The Use of Thermal Suits as Preventing Hypothermia During Surgery
Unintentional hypothermia of a patient is a common adverse effect during surgical procedures. The aim of this prospective, randomised, controlled study is to determine whether the use of thermal suit could prevent surgical patient from experiencing thermal loss than conventional measures.
Hypothesis: The investigators assume that a difference of 0.5°C in body temperature between the groups is clinically relevant.
|Prostate Cancer||Device: Thermal suit Other: Conventional clothing||Phase 4|
|Study Design:||Allocation: Randomized
Intervention Model: Parallel Assignment
Masking: Open Label
Primary Purpose: Prevention
|Official Title:||The Use of Thermal Suits as Preventing Hypothermia During Surgery|

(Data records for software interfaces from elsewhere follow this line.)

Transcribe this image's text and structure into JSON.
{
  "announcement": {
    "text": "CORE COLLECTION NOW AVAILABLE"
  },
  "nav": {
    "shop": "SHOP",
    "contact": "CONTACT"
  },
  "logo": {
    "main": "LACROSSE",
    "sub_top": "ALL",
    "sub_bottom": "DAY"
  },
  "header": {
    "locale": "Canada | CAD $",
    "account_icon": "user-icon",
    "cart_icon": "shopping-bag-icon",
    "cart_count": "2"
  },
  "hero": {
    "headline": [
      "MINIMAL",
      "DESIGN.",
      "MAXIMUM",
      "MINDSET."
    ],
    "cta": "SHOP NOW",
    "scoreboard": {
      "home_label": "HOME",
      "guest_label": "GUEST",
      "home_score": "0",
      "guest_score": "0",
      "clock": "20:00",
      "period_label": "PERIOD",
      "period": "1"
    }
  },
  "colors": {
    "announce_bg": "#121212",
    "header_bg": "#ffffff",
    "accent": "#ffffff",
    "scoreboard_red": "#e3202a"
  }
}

- Temperature [ Time Frame: from one hour before surgery up to the ward after surgery, estimated 10 hours ]
|Study Start Date:||November 2012|
|Study Completion Date:||November 2014|
|Primary Completion Date:||April 2013 (Final data collection date for primary outcome measure)|
Experimental: Thermal suit
Randomly selected half of the patients will use thermal suit prior to anesthesia, during the surgery and post anesthesia care unit.
Device: Thermal suit
Active Comparator: Conventional clothing
Randomly selected half of the patients will use conventional clothing prior to anesthesia, during the surgery and post anesthesia care unit.
Other: Conventional clothing
The aim of this study was to compare a thermal suit (T-Balance) and conventional warming methods to maintain a constant body temperature in patients undergoing robotic laparoscopic radical prostatectomy under general anesthesia.
A sample size calculation was made using a power analysis. Patients were randomly allocated into two groups.
Patients in the intervention group were put on the T-Balance 1 hour before anesthesia induction. Patients in the control group got conventional cotton clothes. Intra-operatively same warming methods were used in both groups. The measuring points of the temperature were esophagus (core temperature), left axilla, dorsal surface of the left middle finger and back of the left foot.
Anesthesia was induced via target-controlled infusion. All temperature data of the patients were collected and recorded electrically and continuously.
Please refer to this study by its ClinicalTrials.gov identifier: NCT01571544
|Tampere University Hospital|
|Tampere, Finland, 33521|
|Principal Investigator:||Sirkka-Liisa Lauronen, MD||Tampere University Hospital|